    • Pistolette,

      The Merritt Landry case has been on my mind a great deal with this. Landry never should have gone through all of that to begin with. There was never any meaningful chance of getting a conviction. Personally, I think Louisiana’s Castle Doctrine law needs to be extended to a fenced and locked curtilage, such that a perp that hops a locked fence surrounding a home (as Coulter did) would allow a homeowner to invoke the doctrine.

  3. Using your wits (if you have any) is always the best defense. I’ve never had to threaten anyone with a weapon of any kind and emerged unscathed from dozens of potentially deadly interactions, both here in NOLA and around the world. Guns are a tool for the mentally slow and intellectually difficent. Most violent criminals are easily out-smarted. In the case you reference, the two women could have done more to get the attention of the police. And police, who are funded by public tax dollars and must swear an oath of duty, should be held liable for inaction.

    • LGD Resident,

      I’m glad you’ve never had to use a weapon, but to act as though guns are a tool of stupid people is just absurd. There’s a reason why police and military personnel use firearms; they’re the most effective weapons for personal defense available, and you can’t just talk your way out of any encounter, no matter how slick or self-assured you are. Platitudes about guns being crude weapons strike as as more pretentious than meaningful.

      As I wrote in a previous column, criminals are indeed generally stupid, but that’s a double-edged sword. They often thwart themselves, but at the same time it makes them even more unpredictable. A criminal who has a gun directed towards your chest at close range and decides to suddenly fire because you don’t have enough money or he simply hears a noise isn’t going to be “outsmarted.” He’s going to leave you bleeding in the street for no reason at all.
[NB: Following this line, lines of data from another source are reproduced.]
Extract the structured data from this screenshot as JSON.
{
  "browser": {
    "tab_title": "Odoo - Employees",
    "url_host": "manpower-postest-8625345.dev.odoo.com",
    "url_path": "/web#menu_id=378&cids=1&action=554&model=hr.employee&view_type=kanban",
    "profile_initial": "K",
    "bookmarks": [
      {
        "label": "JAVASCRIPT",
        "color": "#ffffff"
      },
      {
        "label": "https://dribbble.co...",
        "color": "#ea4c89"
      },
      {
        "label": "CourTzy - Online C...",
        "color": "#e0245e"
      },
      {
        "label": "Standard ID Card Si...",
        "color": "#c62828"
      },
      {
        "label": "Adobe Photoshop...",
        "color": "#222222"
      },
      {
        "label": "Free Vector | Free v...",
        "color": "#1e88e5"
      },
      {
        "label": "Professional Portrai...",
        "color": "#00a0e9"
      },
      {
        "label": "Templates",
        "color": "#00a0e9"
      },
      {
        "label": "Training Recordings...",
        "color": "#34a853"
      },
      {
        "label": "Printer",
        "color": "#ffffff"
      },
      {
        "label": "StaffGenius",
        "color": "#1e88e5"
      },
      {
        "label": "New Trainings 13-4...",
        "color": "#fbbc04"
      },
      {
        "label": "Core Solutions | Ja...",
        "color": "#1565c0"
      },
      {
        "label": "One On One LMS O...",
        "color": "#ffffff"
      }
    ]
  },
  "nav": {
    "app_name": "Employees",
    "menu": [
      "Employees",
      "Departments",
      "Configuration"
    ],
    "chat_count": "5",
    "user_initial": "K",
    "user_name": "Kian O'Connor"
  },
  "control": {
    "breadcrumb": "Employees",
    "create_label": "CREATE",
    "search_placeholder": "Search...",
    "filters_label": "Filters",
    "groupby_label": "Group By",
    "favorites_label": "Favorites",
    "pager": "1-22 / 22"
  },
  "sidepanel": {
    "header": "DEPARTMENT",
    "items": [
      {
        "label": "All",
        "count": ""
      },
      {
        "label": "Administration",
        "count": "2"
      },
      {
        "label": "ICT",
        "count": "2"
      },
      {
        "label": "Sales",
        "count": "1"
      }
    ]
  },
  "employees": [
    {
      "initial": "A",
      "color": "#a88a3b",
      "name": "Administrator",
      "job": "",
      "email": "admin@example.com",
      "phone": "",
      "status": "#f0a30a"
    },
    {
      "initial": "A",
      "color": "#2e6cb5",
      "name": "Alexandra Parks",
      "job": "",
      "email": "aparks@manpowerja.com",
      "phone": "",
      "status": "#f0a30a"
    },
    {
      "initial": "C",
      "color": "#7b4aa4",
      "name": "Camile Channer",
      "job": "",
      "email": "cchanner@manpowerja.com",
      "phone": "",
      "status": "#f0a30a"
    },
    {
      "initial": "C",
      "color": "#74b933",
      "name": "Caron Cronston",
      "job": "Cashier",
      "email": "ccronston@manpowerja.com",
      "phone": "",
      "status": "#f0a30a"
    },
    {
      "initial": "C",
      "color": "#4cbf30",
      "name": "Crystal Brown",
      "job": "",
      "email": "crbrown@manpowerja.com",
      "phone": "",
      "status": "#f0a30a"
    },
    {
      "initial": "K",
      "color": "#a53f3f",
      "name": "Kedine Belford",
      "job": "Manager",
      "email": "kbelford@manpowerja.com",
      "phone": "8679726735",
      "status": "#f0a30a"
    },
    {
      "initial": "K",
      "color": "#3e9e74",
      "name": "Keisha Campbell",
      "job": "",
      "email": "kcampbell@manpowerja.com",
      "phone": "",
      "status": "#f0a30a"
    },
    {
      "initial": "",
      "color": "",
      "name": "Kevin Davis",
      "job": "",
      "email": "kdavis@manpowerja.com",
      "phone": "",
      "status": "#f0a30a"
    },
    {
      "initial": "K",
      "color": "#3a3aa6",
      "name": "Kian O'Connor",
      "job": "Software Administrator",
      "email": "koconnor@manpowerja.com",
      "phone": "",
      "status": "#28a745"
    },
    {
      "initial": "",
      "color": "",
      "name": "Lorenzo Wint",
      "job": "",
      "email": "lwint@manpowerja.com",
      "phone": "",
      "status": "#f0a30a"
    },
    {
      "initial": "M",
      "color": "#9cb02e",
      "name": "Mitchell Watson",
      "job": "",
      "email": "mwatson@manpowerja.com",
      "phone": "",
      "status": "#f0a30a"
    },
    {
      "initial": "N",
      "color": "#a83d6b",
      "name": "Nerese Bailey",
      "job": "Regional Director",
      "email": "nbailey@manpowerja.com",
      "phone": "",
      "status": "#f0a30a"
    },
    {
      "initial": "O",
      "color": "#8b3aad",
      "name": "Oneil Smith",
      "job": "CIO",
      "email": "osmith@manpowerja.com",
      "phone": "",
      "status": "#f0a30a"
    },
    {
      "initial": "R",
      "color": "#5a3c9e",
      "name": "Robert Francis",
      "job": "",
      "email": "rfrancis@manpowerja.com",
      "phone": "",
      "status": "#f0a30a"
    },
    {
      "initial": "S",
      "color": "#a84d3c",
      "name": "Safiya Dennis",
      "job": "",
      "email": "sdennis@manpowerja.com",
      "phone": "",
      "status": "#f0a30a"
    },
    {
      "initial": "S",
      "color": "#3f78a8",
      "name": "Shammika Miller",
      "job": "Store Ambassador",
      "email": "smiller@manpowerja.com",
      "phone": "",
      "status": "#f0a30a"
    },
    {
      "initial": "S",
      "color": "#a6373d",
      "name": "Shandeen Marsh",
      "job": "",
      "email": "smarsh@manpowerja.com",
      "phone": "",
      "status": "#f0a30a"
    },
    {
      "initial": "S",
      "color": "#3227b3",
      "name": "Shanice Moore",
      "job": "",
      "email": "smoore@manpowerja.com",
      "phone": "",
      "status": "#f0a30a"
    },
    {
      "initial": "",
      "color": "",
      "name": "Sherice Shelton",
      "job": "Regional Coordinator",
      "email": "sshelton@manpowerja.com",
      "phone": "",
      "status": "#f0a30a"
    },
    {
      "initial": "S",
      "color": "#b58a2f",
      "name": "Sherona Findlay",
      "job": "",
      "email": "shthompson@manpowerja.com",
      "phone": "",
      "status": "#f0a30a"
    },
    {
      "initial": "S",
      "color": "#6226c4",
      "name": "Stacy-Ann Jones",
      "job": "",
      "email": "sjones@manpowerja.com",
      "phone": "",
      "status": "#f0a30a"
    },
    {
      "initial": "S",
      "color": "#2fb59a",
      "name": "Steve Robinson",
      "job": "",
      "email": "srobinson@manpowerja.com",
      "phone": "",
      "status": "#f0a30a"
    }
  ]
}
      But where I think you’re the most off-base is when you claim that the women in the Warren case could have “done more to get the attention of police.” That’s offensive, it’s victim-blaming, and it’s factually-incorrect. These women called the police not once, but twice, and actually crawled out of their window and onto the roof to try and catch the attention of the officers. The idea that they didn’t act appropriately is disgusting. They did exactly what they were supposed to do that situation, and the system let them down.

      Police should be punished for doing a bad job, but the system has proven itself to be poor at doing that. And it will never open itself up to meaningful civil liability. That leaves us with self-defense, a system that allows us the means to defend ourselves and doesn’t armchair quarterback our decisions after the fact.

    • I am glad to know that I am intellectually “difficent” for bearing arms. Batman, make sure you stand in front of a security camera when you try to outsmart a twelve gauge.

  4. Thank you Owen! If there were armed citizens there last week at the San Bernadino holiday party, there would have been fewer casualties. A shame – but it would be impossible for our police defend us as fast as we can ourselves! – Visit the Pontchartrain Center on the 19th for options!

    • There was an armed citizen at the holiday party.

      • But you said you could talk your way out of that terrorist attack Deux so let’s send you to meet with ISIS right now and let you work your magic…

Sorry, the comment form is closed at this time.